BODY DYSMORPHIA

BODY DYSMORPHIA

  It’s normally dark outside when I look in the mirror naked. Even though my pre-work or pre-bedtime brain is jumbled with sleepiness and fatigue it can still lie to me through the reflective piece of glass before me.   This morning, sticky thoughts of body negativity wash over me with the warm water in the shower and I feel trapped.   I feel trapped in my own body.   I want to wriggle out of this skin that I loved just yesterday; I want to hide from this home-turned-prison. The desire to run away, just for a moment, from the uncomfortable situation that is body dissatisfaction seeps into my being. I want to look away from the too-bright florescent light glowing around the curves of my waist and the non-gap of my thighs…but I can’t. I wish I could love it—this body I know is beautiful to everyone else—but right now I just want to scream. I just want to change it. I can almost see the words—gross, imperfect, not enough, incompetent, weak, pathetic, worthless, ugly—sliding down my body like the beads of water slipping down the steam-streaked mirror facing me. These slimy words are like roll-on tattoos that ooze deeper and deeper into my skin the more I fight to scrub them off.   How do I escape? ~   Body Dysmorphia: anxiety about one’s appearance and a distorted view of how one looks.   I didn’t think body dysmorphia was a part of my eating disorder concoction. Even when I pinched the skin on my elbows and cheekbones at the worst of my anorexia, even when...
Ready, Set, Recovery: What helped me to start moving away from my eating disorder.

Ready, Set, Recovery: What helped me to start moving away from my eating disorder.

  What would I have wanted to know when I was starting recovery? What would I tell my past self now that I am recovered? What advice or tips do I have for others starting recovery? Lately I’ve been thinking a lot about what it was like to start recovery and what helped me (or could have helped me more) to move through that difficult time. Someone recently asked me, “What do you wish you could tell your past self?” and it got me to thinking…   Things that helped me in recovery or that I wish I would have trusted more:   Recovery is possible. While this may be hard to see from within the disorder, once on the “other side” of this journey, recovery is the obvious and very possible path. I know that the eating disorder voice in your head or even a part of your self does not want to believe me. However, I am living proof that recovery is possible. I understand the fears that cloud the pathway towards recovery. I know the fear of weight gain, eating fear foods, and not having control, which can corrode your resolve to get better. I know the mistrust you have of yourself and others. I understand the feeling that it is all a trick…a horrible anxiety-provoking joke to make you fat. I know the thoughts of recovery being worse than where you are now. I understand where you are at, because I have been there too. I know that feeling of not being able to escape; damned if you do and damned if you do not....
Recovery Party: Celebración de Merienda

Recovery Party: Celebración de Merienda

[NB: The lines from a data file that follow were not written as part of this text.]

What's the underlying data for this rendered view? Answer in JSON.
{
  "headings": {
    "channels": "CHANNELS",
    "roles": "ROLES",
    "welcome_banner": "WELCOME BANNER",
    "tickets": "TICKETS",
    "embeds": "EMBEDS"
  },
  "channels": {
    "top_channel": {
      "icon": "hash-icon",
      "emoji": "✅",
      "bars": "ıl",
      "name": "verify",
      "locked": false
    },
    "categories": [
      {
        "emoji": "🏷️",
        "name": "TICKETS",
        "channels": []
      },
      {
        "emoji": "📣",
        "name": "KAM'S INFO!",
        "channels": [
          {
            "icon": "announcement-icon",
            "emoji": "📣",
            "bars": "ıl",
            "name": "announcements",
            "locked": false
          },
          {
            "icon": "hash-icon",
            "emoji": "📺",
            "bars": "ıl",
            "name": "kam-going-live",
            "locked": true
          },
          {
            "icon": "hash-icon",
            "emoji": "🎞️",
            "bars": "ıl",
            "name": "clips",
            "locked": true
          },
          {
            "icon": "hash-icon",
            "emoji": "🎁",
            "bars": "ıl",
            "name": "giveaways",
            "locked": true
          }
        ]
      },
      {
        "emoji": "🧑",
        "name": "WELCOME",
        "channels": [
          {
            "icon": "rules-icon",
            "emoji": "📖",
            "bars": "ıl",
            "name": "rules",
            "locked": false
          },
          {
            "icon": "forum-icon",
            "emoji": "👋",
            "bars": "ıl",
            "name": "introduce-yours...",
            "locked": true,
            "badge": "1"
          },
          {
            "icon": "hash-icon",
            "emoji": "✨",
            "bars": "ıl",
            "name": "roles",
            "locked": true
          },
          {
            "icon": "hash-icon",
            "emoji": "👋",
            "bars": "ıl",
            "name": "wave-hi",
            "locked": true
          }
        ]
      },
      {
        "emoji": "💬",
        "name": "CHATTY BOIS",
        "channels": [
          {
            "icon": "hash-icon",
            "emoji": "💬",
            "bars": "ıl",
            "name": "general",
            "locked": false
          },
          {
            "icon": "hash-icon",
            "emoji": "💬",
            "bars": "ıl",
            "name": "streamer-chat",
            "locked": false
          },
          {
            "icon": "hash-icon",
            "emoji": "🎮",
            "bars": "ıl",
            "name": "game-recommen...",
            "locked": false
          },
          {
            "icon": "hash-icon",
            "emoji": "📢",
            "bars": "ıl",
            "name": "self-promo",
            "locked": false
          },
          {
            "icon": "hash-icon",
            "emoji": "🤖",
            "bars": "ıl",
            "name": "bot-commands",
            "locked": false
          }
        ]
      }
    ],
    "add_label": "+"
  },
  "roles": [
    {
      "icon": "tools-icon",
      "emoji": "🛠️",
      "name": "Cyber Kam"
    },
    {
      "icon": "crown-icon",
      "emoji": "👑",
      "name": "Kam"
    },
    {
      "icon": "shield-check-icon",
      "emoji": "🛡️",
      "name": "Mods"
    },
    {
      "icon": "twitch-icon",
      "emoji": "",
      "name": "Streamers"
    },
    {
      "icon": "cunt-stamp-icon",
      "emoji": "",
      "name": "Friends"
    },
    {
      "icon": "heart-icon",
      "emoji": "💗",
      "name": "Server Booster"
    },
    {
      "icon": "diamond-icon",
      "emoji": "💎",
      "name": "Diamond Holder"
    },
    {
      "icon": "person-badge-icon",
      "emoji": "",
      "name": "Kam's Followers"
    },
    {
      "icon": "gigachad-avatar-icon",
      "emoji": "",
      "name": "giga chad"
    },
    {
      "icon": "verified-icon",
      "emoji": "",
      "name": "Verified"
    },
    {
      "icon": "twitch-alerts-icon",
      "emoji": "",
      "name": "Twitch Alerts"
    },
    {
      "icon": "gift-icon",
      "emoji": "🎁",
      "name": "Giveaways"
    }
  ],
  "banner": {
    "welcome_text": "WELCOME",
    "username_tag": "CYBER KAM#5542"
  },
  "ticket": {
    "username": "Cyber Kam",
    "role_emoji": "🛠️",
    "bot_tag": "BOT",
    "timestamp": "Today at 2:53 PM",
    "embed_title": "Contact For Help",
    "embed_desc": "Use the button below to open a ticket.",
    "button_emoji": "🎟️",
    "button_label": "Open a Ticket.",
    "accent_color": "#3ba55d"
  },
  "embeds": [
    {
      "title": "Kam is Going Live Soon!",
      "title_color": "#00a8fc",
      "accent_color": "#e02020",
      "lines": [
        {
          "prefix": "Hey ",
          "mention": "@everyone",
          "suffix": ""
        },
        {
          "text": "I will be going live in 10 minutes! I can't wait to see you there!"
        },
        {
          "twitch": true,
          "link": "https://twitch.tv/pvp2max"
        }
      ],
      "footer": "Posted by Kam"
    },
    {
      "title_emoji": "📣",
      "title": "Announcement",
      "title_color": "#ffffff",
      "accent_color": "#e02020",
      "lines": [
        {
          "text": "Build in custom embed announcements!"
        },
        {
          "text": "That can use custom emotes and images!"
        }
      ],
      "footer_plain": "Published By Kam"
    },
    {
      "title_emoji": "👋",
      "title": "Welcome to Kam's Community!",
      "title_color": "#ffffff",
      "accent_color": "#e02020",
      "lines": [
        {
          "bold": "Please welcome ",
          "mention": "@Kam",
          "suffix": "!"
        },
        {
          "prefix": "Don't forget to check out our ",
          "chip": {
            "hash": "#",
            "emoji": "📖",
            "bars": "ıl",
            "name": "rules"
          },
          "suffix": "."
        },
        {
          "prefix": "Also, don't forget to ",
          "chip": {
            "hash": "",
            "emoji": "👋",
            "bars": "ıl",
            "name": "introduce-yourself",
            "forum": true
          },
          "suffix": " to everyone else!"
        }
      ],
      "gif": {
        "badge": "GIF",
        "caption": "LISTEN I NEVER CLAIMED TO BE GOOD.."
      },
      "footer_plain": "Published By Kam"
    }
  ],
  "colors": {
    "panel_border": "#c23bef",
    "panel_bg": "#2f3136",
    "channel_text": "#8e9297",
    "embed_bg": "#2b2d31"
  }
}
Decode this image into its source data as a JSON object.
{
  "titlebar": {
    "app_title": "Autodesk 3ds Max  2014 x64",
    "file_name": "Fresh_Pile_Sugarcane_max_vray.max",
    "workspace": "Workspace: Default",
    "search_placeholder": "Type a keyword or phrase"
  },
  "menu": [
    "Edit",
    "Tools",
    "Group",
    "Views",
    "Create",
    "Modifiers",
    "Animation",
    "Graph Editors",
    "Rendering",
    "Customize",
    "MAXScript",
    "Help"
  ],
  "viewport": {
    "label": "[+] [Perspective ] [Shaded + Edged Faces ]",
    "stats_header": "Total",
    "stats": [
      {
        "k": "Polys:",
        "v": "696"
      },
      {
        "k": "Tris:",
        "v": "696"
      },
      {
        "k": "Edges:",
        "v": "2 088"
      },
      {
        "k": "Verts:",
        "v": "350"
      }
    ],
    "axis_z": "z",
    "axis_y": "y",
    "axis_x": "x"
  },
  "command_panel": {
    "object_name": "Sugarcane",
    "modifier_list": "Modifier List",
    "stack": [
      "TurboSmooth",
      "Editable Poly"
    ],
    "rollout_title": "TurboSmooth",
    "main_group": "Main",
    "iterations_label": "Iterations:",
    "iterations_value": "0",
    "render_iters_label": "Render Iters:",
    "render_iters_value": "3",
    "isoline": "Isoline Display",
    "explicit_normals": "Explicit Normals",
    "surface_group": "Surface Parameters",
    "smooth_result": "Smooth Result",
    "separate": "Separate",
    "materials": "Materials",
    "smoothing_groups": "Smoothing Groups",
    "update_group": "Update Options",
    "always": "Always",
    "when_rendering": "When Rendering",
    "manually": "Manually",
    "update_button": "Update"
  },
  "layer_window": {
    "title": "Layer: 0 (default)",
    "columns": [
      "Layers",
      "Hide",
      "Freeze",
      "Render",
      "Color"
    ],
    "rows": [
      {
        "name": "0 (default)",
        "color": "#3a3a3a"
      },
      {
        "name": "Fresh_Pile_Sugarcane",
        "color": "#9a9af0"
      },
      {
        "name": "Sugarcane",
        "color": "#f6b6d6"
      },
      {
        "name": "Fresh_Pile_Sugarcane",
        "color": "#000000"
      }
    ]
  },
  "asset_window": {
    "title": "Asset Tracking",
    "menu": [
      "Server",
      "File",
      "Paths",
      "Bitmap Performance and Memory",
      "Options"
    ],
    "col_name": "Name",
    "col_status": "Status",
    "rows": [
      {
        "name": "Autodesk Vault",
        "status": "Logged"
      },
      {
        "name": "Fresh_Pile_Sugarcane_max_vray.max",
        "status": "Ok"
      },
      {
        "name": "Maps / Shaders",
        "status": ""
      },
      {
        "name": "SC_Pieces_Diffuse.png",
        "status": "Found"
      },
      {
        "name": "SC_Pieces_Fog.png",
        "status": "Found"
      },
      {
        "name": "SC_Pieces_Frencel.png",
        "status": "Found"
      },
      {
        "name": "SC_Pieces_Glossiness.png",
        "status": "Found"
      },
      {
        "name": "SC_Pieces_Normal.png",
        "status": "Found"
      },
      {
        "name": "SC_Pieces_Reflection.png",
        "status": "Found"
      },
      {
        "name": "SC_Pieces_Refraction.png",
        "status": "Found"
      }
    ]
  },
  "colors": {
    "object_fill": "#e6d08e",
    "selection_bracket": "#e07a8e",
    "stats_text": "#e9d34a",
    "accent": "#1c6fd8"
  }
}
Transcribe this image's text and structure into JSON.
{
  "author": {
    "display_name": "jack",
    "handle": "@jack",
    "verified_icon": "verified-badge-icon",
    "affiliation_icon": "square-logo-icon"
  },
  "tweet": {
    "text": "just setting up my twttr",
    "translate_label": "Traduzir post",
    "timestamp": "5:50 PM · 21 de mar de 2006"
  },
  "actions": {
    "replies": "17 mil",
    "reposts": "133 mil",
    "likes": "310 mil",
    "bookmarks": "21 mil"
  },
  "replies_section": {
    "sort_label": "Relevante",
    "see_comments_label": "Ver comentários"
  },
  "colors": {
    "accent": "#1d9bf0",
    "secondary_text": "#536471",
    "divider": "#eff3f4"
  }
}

  Six years ago I began my journey in recovery from anorexia nervosa. Last Sunday I celebrated my recovery with a party! Every year I like to celebrate my recovery around the date that the denial shattered and I realized that I had an eating disorder. That day changed my life. Most years I celebrate my recovery on my own with some dark chocolate and big mountain smiles. Last year, I was living in Buenos Aires, Argentina where I decided to have a Celebración de Merienda. In Argentina the forth meal of the day is a ‘merienda’ or teatime between lunch and dinner, a time to eat ‘torta,’ drink ‘mate,’ and be together. A merienda is a perfect time for a celebration! This year I decided to continue the tradition with a Celebracion de Merienda here in Colorado. On Sunday my house filled with the smiles of cherished friends, overwhelming amounts of chocolate and flowers, and many heartfelt conversations. Being surrounded by so much support and celebration was extremely powerful! Plus, I got to cook for everyone and host a party…which I love!   Below I’ve included what I said and the proclamation that I signed (in English and Spanish) at the Recovery Party or Celebración de Merienda:   Part I: Eating disorders are all about shame, silence, and insecurity, which is why I am so excited to have you all here today to face my recovery from anorexia nervosa with celebration, joy, and love!   As many of you know, I love questions! While preparing for today and reflecting on my recovery I found myself asking the question,...
Authentically Standing in my Truth

Authentically Standing in my Truth

  Six years ago I was at war with myself. Eighteen years old, getting ready to leave home for college, and totally lost. My journal entries were full of confusion as I realized something was terribly wrong in my life but could not put my finger on what it was.   Six years ago I still did not know I had an eating disorder. Anorexia nervosa, the most deadly of all mental illnesses, had stealthily taken over my life. Strongly blinded by denial I remember spending long minutes ordering at restaurants as I tried to figure out what item had the least calories. I remember lying to friends about stomachaches and food intolerances to avoid eating. I recall spending hours reading recipes and baking cheesecakes I would never eat. I wanted to be near food to feel the strength of denying myself sustenance. I was numb: constantly cold from lack of nutrients and emotionally numb from avoiding all feelings. I longed for emotional intimacy even as I isolated from the people I loved most. I constantly strived for perfection, grasped for false control, and wore a mask of vivacity to hide my emptiness and fear. I desperately wanted to be happy, knew that I was not, and had no idea how to get there.   Now, six years later, I almost find it hard to remember what it felt like to be anorexic. Yes, pieces of the disorder still burgeon when I am under stress and I must clip them away from the joy and authenticity in my life. And, yes, recovery is a continual process of becoming my...